Retype each entry below precisely as it reads.
Start of PROVIDED DATA
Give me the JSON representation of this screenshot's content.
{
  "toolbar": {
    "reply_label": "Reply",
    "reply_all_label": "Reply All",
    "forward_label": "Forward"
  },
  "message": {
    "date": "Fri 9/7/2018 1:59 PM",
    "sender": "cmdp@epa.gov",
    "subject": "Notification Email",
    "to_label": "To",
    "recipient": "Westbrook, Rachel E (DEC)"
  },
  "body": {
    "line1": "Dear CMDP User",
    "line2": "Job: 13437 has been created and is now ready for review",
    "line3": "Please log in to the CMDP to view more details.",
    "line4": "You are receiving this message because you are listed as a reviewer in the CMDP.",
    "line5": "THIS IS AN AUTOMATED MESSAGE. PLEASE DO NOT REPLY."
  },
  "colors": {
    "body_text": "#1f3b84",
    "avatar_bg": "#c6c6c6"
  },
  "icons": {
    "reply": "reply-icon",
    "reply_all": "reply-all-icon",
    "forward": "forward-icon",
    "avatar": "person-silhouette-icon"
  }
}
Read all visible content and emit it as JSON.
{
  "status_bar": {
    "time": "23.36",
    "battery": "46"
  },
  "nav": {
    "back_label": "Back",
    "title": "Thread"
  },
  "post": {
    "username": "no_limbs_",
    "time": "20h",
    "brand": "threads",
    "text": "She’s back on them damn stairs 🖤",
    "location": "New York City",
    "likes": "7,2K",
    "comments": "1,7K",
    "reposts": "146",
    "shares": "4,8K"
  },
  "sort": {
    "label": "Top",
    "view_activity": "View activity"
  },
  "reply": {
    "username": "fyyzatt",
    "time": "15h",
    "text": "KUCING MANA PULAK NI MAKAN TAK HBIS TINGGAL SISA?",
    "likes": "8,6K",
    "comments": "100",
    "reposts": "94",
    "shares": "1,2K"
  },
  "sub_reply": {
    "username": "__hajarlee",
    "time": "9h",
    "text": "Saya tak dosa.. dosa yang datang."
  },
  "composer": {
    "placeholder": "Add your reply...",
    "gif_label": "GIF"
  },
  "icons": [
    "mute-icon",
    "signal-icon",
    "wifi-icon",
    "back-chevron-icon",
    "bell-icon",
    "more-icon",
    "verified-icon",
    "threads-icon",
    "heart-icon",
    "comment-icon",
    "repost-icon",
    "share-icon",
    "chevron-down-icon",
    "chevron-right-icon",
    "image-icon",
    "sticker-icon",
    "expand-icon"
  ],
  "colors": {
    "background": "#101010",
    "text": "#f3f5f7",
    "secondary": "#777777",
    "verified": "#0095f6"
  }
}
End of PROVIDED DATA
## ANSWER TO THE EXERCISE
Give me the JSON representation of this screenshot's content.
{
  "toolbar": {
    "reply_label": "Reply",
    "reply_all_label": "Reply All",
    "forward_label": "Forward"
  },
  "message": {
    "date": "Fri 9/7/2018 1:59 PM",
    "sender": "cmdp@epa.gov",
    "subject": "Notification Email",
    "to_label": "To",
    "recipient": "Westbrook, Rachel E (DEC)"
  },
  "body": {
    "line1": "Dear CMDP User",
    "line2": "Job: 13437 has been created and is now ready for review",
    "line3": "Please log in to the CMDP to view more details.",
    "line4": "You are receiving this message because you are listed as a reviewer in the CMDP.",
    "line5": "THIS IS AN AUTOMATED MESSAGE. PLEASE DO NOT REPLY."
  },
  "colors": {
    "body_text": "#1f3b84",
    "avatar_bg": "#c6c6c6"
  },
  "icons": {
    "reply": "reply-icon",
    "reply_all": "reply-all-icon",
    "forward": "forward-icon",
    "avatar": "person-silhouette-icon"
  }
}
Read all visible content and emit it as JSON.
{
  "status_bar": {
    "time": "23.36",
    "battery": "46"
  },
  "nav": {
    "back_label": "Back",
    "title": "Thread"
  },
  "post": {
    "username": "no_limbs_",
    "time": "20h",
    "brand": "threads",
    "text": "She’s back on them damn stairs 🖤",
    "location": "New York City",
    "likes": "7,2K",
    "comments": "1,7K",
    "reposts": "146",
    "shares": "4,8K"
  },
  "sort": {
    "label": "Top",
    "view_activity": "View activity"
  },
  "reply": {
    "username": "fyyzatt",
    "time": "15h",
    "text": "KUCING MANA PULAK NI MAKAN TAK HBIS TINGGAL SISA?",
    "likes": "8,6K",
    "comments": "100",
    "reposts": "94",
    "shares": "1,2K"
  },
  "sub_reply": {
    "username": "__hajarlee",
    "time": "9h",
    "text": "Saya tak dosa.. dosa yang datang."
  },
  "composer": {
    "placeholder": "Add your reply...",
    "gif_label": "GIF"
  },
  "icons": [
    "mute-icon",
    "signal-icon",
    "wifi-icon",
    "back-chevron-icon",
    "bell-icon",
    "more-icon",
    "verified-icon",
    "threads-icon",
    "heart-icon",
    "comment-icon",
    "repost-icon",
    "share-icon",
    "chevron-down-icon",
    "chevron-right-icon",
    "image-icon",
    "sticker-icon",
    "expand-icon"
  ],
  "colors": {
    "background": "#101010",
    "text": "#f3f5f7",
    "secondary": "#777777",
    "verified": "#0095f6"
  }
}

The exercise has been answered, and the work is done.